Winners and Losers: Frederick, Gilmore, Rasoul, Bush, McCain
Compiled by Chris Graham
LOSER: Jeff Frederick and the right to vote
The guy whose aim seems to be to sink the Republican Party of Virginia to the bottom of the Chesapeake Bay was at it again this week. “This might not be illegal, but it sure stinks to high heaven. Is this really how Obama expects to win the presidency with – a coalition of criminals? I guess it’s Obama’s latest big government program: ‘no inmate left behind,’ ” said the bombastic Frederick in a response to a report in the Washington Examiner that the county registrar and sheriff in populous Fairfax allowed voter-registration forms and absentee-ballot information to be delivered to inmates with misdemeanor convictions and those awaiting trial in the county.
There is no indication that the Obama campaign had anything to do with the registration efforts, nor any evidence that people with felony convictions are being allowed onto the registration rolls without first being cleared by the governor’s office.
We’d like to give Frederick some benefit of the doubt, but since he has made it a point in the past to play loose with the facts in the voter-fraud area, well …
WINNER: Sam Rasoul returns PAC, committee money
It’s not like the Sixth District Democratic Party congressional nominee couldn’t use $1,250 right now, considering that we’re in the stretch drive to Election Day. But Rasoul said today that he has decided to return two checks totaling $1,250 to the International Brotherhood of Electrical Workers and the Rockbridge Democratic Committee.
“While I value their support and thank them for their generosity, I have made a pledge to take no money from PAC’s, special interests, lobbyists or even my own party. Why? Because I believe that the only people I should be beholden to are the individuals of the Sixth Congressional District,” Rasoul said in a statement.
LOSER: The McCain ‘suspended campaign’
A report in Talking Points Memo this week revealed that the John McCain campaign ran 1,304 television spots on Sept. 25, a date that might be significant to you if you remember when McCain “suspended” his campaign to solve the Wall Street crisis.
Yes, it was Sept. 25.
And then he didn’t even solve the Wall Street crisis.
Funny how it all worked out there …
LOSER: Nixon without the Watergate
President Bush’s approval rating in Gallup this week is a historic low – 25 percent, the third-lowest as measured by Gallup.
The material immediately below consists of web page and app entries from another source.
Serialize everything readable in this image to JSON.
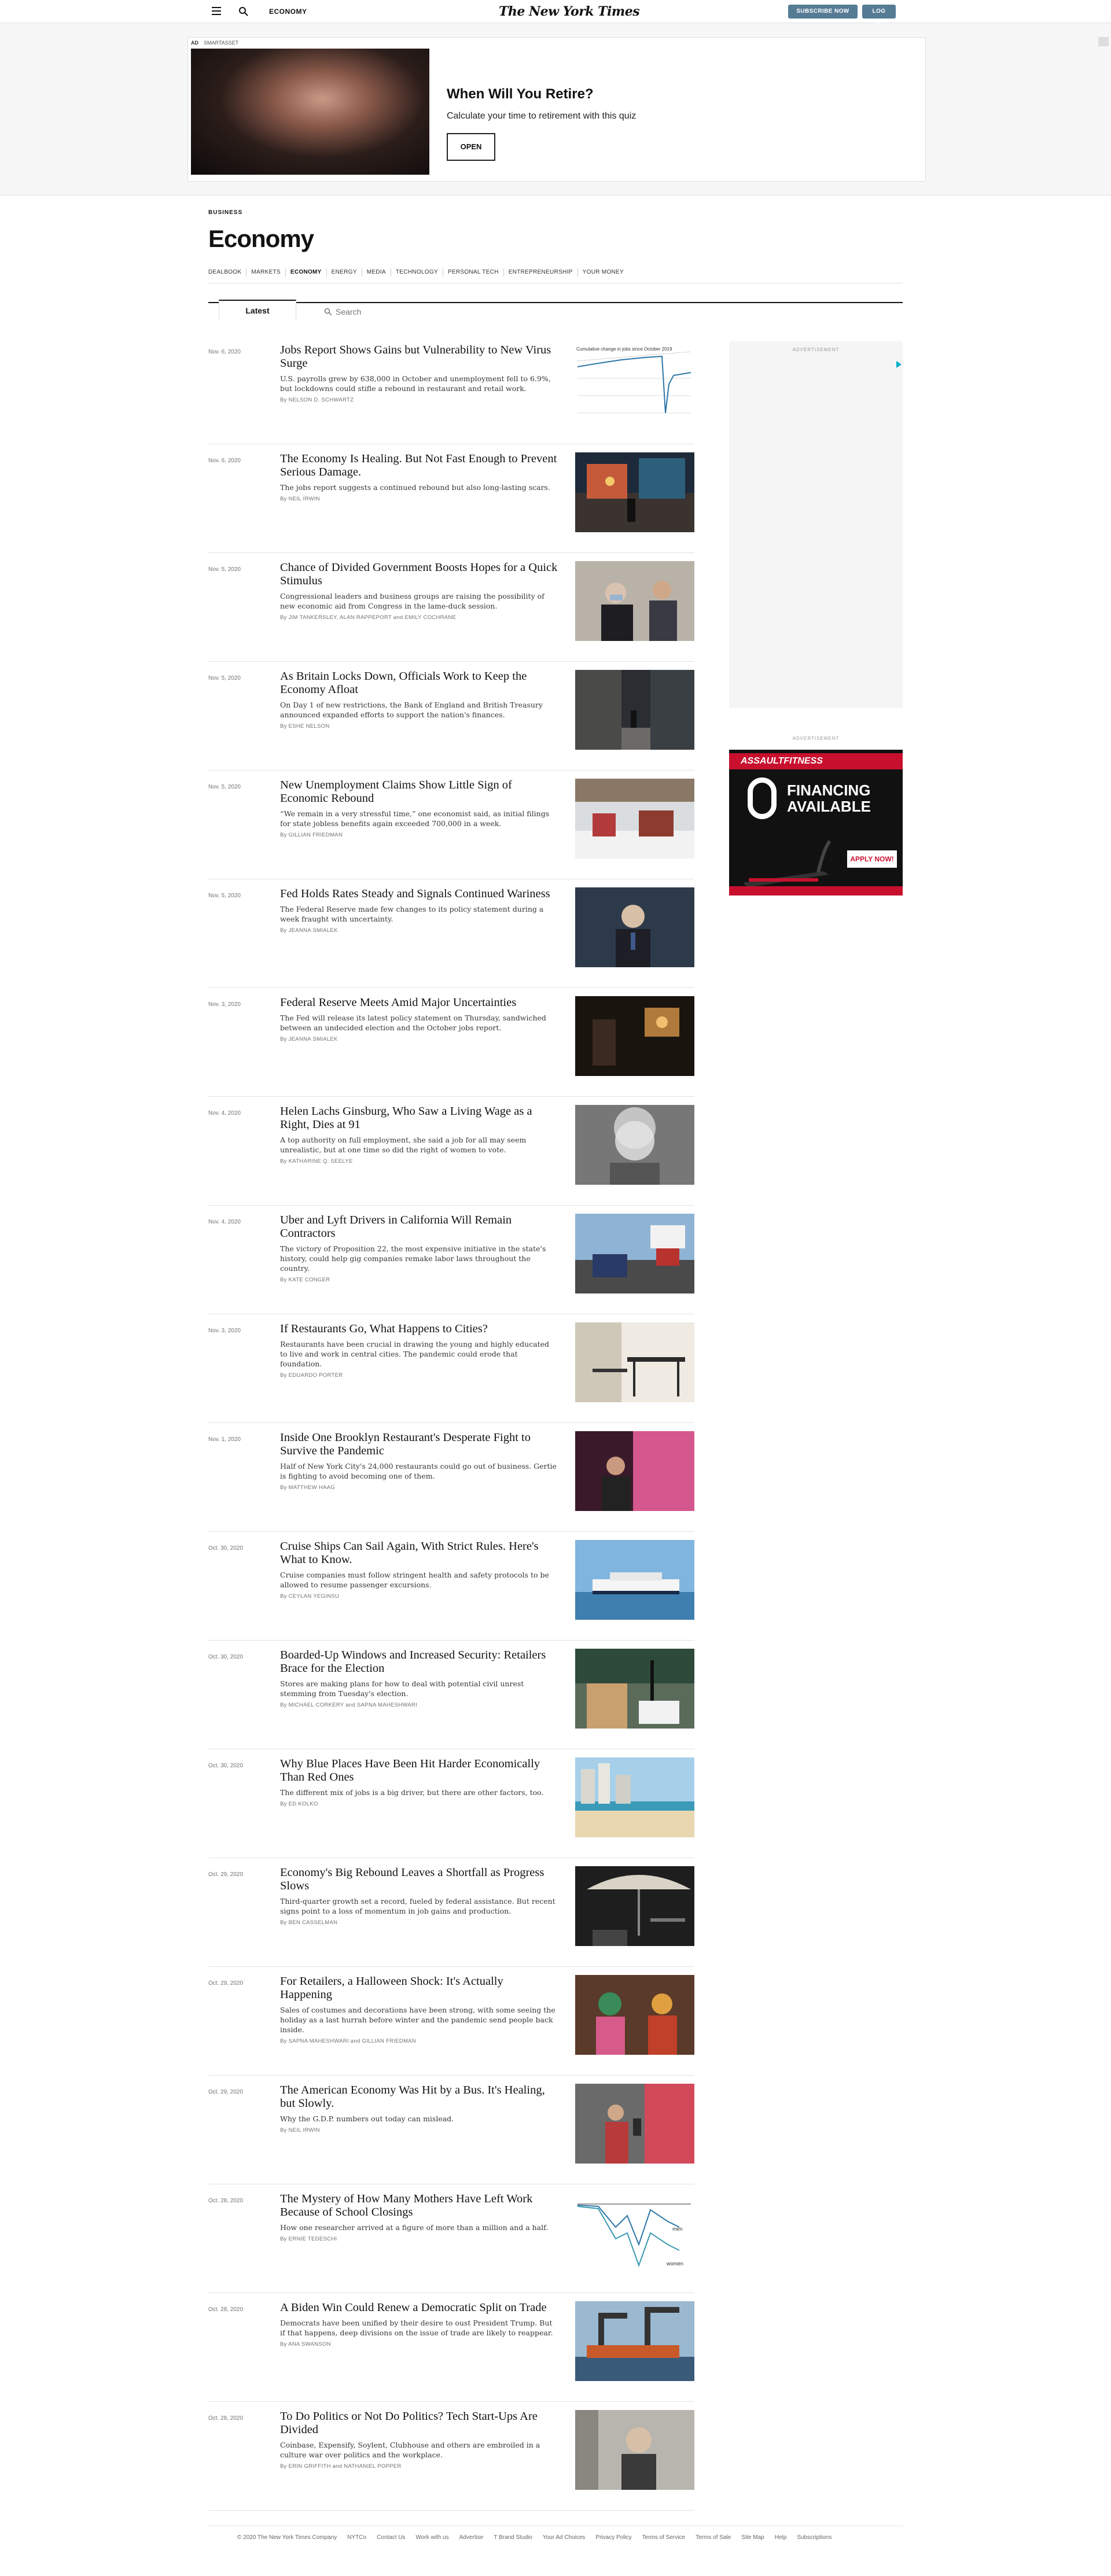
{
  "topnav": {
    "section": "ECONOMY",
    "logo": "The New York Times",
    "subscribe": "SUBSCRIBE NOW",
    "login": "LOG IN"
  },
  "ad": {
    "label": "AD",
    "sponsor": "SMARTASSET",
    "title": "When Will You Retire?",
    "subtitle": "Calculate your time to retirement with this quiz",
    "button": "OPEN"
  },
  "section": {
    "kicker": "BUSINESS",
    "title": "Economy",
    "subnav": [
      "DEALBOOK",
      "MARKETS",
      "ECONOMY",
      "ENERGY",
      "MEDIA",
      "TECHNOLOGY",
      "PERSONAL TECH",
      "ENTREPRENEURSHIP",
      "YOUR MONEY"
    ],
    "active_subnav": "ECONOMY"
  },
  "tabs": {
    "latest": "Latest",
    "search_placeholder": "Search"
  },
  "articles": [
    {
      "date": "Nov. 6, 2020",
      "headline": "Jobs Report Shows Gains but Vulnerability to New Virus Surge",
      "summary": "U.S. payrolls grew by 638,000 in October and unemployment fell to 6.9%, but lockdowns could stifle a rebound in restaurant and retail work.",
      "byline": "By NELSON D. SCHWARTZ",
      "thumb": "chart-payrolls"
    },
    {
      "date": "Nov. 6, 2020",
      "headline": "The Economy Is Healing. But Not Fast Enough to Prevent Serious Damage.",
      "summary": "The jobs report suggests a continued rebound but also long-lasting scars.",
      "byline": "By NEIL IRWIN",
      "thumb": "street-night"
    },
    {
      "date": "Nov. 5, 2020",
      "headline": "Chance of Divided Government Boosts Hopes for a Quick Stimulus",
      "summary": "Congressional leaders and business groups are raising the possibility of new economic aid from Congress in the lame-duck session.",
      "byline": "By JIM TANKERSLEY, ALAN RAPPEPORT and EMILY COCHRANE",
      "thumb": "masked-officials"
    },
    {
      "date": "Nov. 5, 2020",
      "headline": "As Britain Locks Down, Officials Work to Keep the Economy Afloat",
      "summary": "On Day 1 of new restrictions, the Bank of England and British Treasury announced expanded efforts to support the nation's finances.",
      "byline": "By ESHE NELSON",
      "thumb": "london-street"
    },
    {
      "date": "Nov. 5, 2020",
      "headline": "New Unemployment Claims Show Little Sign of Economic Rebound",
      "summary": "“We remain in a very stressful time,” one economist said, as initial filings for state jobless benefits again exceeded 700,000 in a week.",
      "byline": "By GILLIAN FRIEDMAN",
      "thumb": "snowy-dining"
    },
    {
      "date": "Nov. 5, 2020",
      "headline": "Fed Holds Rates Steady and Signals Continued Wariness",
      "summary": "The Federal Reserve made few changes to its policy statement during a week fraught with uncertainty.",
      "byline": "By JEANNA SMIALEK",
      "thumb": "powell"
    },
    {
      "date": "Nov. 3, 2020",
      "headline": "Federal Reserve Meets Amid Major Uncertainties",
      "summary": "The Fed will release its latest policy statement on Thursday, sandwiched between an undecided election and the October jobs report.",
      "byline": "By JEANNA SMIALEK",
      "thumb": "dark-room"
    },
    {
      "date": "Nov. 4, 2020",
      "headline": "Helen Lachs Ginsburg, Who Saw a Living Wage as a Right, Dies at 91",
      "summary": "A top authority on full employment, she said a job for all may seem unrealistic, but at one time so did the right of women to vote.",
      "byline": "By KATHARINE Q. SEELYE",
      "thumb": "portrait-bw"
    },
    {
      "date": "Nov. 4, 2020",
      "headline": "Uber and Lyft Drivers in California Will Remain Contractors",
      "summary": "The victory of Proposition 22, the most expensive initiative in the state's history, could help gig companies remake labor laws throughout the country.",
      "byline": "By KATE CONGER",
      "thumb": "protest"
    },
    {
      "date": "Nov. 3, 2020",
      "headline": "If Restaurants Go, What Happens to Cities?",
      "summary": "Restaurants have been crucial in drawing the young and highly educated to live and work in central cities. The pandemic could erode that foundation.",
      "byline": "By EDUARDO PORTER",
      "thumb": "empty-restaurant"
    },
    {
      "date": "Nov. 1, 2020",
      "headline": "Inside One Brooklyn Restaurant's Desperate Fight to Survive the Pandemic",
      "summary": "Half of New York City's 24,000 restaurants could go out of business. Gertie is fighting to avoid becoming one of them.",
      "byline": "By MATTHEW HAAG",
      "thumb": "pink-restaurant"
    },
    {
      "date": "Oct. 30, 2020",
      "headline": "Cruise Ships Can Sail Again, With Strict Rules. Here's What to Know.",
      "summary": "Cruise companies must follow stringent health and safety protocols to be allowed to resume passenger excursions.",
      "byline": "By CEYLAN YEGINSU",
      "thumb": "cruise-ship"
    },
    {
      "date": "Oct. 30, 2020",
      "headline": "Boarded-Up Windows and Increased Security: Retailers Brace for the Election",
      "summary": "Stores are making plans for how to deal with potential civil unrest stemming from Tuesday's election.",
      "byline": "By MICHAEL CORKERY and SAPNA MAHESHWARI",
      "thumb": "boarded-windows"
    },
    {
      "date": "Oct. 30, 2020",
      "headline": "Why Blue Places Have Been Hit Harder Economically Than Red Ones",
      "summary": "The different mix of jobs is a big driver, but there are other factors, too.",
      "byline": "By ED KOLKO",
      "thumb": "beach-city"
    },
    {
      "date": "Oct. 29, 2020",
      "headline": "Economy's Big Rebound Leaves a Shortfall as Progress Slows",
      "summary": "Third-quarter growth set a record, fueled by federal assistance. But recent signs point to a loss of momentum in job gains and production.",
      "byline": "By BEN CASSELMAN",
      "thumb": "umbrella-dark"
    },
    {
      "date": "Oct. 29, 2020",
      "headline": "For Retailers, a Halloween Shock: It's Actually Happening",
      "summary": "Sales of costumes and decorations have been strong, with some seeing the holiday as a last hurrah before winter and the pandemic send people back inside.",
      "byline": "By SAPNA MAHESHWARI and GILLIAN FRIEDMAN",
      "thumb": "halloween"
    },
    {
      "date": "Oct. 29, 2020",
      "headline": "The American Economy Was Hit by a Bus. It's Healing, but Slowly.",
      "summary": "Why the G.D.P. numbers out today can mislead.",
      "byline": "By NEIL IRWIN",
      "thumb": "shopper"
    },
    {
      "date": "Oct. 28, 2020",
      "headline": "The Mystery of How Many Mothers Have Left Work Because of School Closings",
      "summary": "How one researcher arrived at a figure of more than a million and a half.",
      "byline": "By ERNIE TEDESCHI",
      "thumb": "chart-mothers"
    },
    {
      "date": "Oct. 28, 2020",
      "headline": "A Biden Win Could Renew a Democratic Split on Trade",
      "summary": "Democrats have been unified by their desire to oust President Trump. But if that happens, deep divisions on the issue of trade are likely to reappear.",
      "byline": "By ANA SWANSON",
      "thumb": "port-cranes"
    },
    {
      "date": "Oct. 28, 2020",
      "headline": "To Do Politics or Not Do Politics? Tech Start-Ups Are Divided",
      "summary": "Coinbase, Expensify, Soylent, Clubhouse and others are embroiled in a culture war over politics and the workplace.",
      "byline": "By ERIN GRIFFITH and NATHANIEL POPPER",
      "thumb": "portrait-man"
    }
  ],
  "thumb_charts": {
    "payrolls_caption": "Cumulative change in jobs since October 2019",
    "mothers_men": "men",
    "mothers_women": "women"
  },
  "sidebar": {
    "ad_label": "ADVERTISEMENT",
    "ad2_label": "ADVERTISEMENT",
    "ad2_brand": "ASSAULTFITNESS",
    "ad2_offer": "FINANCING AVAILABLE",
    "ad2_button": "APPLY NOW!"
  },
  "footer": [
    "© 2020 The New York Times Company",
    "NYTCo",
    "Contact Us",
    "Work with us",
    "Advertise",
    "T Brand Studio",
    "Your Ad Choices",
    "Privacy Policy",
    "Terms of Service",
    "Terms of Sale",
    "Site Map",
    "Help",
    "Subscriptions"
  ],
  "colors": {
    "button": "#567b95",
    "rule": "#e2e2e2",
    "ad_red": "#c8102e"
  }
}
Richard Nixon’s approval stood at 24 percent in the summer of 1974, right before he resigned to forestall an expected impeachment and removal from office post-Watergate. Harry Truman had the lowest Gallup approval rating, 22 percent in 1952 at the height of the Korean War.
LOSER: Warner and Warner
A Politico.com story from earlier in the week had John Warner thinking about endorsing Democrat Mark Warner in his U.S. Senate race against Republican Jim Gilmore and also sharply criticizing Gilmore for his stance on the Wall Street bailout.
Gilmore, showing why he’s losing by a 2-1 margin, felt compelled to respond to the comments from John Warner in a press release.
“This nation is obviously facing economic problems, but giving $700 billion of the taxpayers’ money to the Wall Street high rollers who created this situation is not the right answer. If we allow innocent taxpayers, who are already struggling, to be saddled with this bailout what comes next? A bailout for the automobile industry, for the airline industry? Where does it end? I believe the answer is to make the Wall Street high rollers help pay for the crisis that they created – not the taxpayers,” Gilmore said.
Quite maverick-y of that Gilmore fellow, eh?